The result should be every line in the data below that carries the string "text".

--- Data to process ---

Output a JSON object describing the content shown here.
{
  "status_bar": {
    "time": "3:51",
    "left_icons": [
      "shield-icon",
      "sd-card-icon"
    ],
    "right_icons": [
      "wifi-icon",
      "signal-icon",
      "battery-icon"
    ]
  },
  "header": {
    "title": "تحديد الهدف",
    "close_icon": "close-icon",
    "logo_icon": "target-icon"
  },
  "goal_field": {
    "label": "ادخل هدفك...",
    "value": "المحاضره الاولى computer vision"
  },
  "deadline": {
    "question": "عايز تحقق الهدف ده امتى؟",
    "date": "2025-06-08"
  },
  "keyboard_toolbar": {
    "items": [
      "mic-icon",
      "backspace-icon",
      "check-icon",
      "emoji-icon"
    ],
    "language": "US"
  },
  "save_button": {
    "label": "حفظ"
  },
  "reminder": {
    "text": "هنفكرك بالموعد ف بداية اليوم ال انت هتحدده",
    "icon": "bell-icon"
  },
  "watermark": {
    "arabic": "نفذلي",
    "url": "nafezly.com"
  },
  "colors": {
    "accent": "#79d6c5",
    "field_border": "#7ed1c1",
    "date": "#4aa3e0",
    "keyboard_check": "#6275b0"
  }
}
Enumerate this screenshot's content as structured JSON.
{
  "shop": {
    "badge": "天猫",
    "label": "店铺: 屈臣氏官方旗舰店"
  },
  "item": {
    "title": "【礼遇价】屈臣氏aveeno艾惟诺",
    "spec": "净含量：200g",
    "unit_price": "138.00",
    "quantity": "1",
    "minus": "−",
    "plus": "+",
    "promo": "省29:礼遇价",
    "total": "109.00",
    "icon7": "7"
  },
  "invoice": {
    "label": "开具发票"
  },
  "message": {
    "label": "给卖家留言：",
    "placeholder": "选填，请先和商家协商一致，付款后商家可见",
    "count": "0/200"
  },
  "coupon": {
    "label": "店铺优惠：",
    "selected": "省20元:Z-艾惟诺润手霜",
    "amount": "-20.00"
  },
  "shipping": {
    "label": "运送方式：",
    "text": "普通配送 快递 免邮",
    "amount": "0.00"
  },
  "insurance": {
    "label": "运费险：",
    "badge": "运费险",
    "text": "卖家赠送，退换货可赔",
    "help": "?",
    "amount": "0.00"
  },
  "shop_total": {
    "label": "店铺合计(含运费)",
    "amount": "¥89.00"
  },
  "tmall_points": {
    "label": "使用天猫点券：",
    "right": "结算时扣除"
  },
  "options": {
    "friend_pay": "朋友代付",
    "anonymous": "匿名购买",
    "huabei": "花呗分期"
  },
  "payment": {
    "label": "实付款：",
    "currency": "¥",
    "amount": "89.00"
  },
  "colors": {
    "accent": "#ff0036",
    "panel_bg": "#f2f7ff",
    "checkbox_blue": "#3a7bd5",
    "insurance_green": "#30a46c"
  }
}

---

▶ Solved problem:
    "text": "هنفكرك بالموعد ف بداية اليوم ال انت هتحدده",
    "text": "普通配送 快递 免邮",
    "text": "卖家赠送，退换货可赔",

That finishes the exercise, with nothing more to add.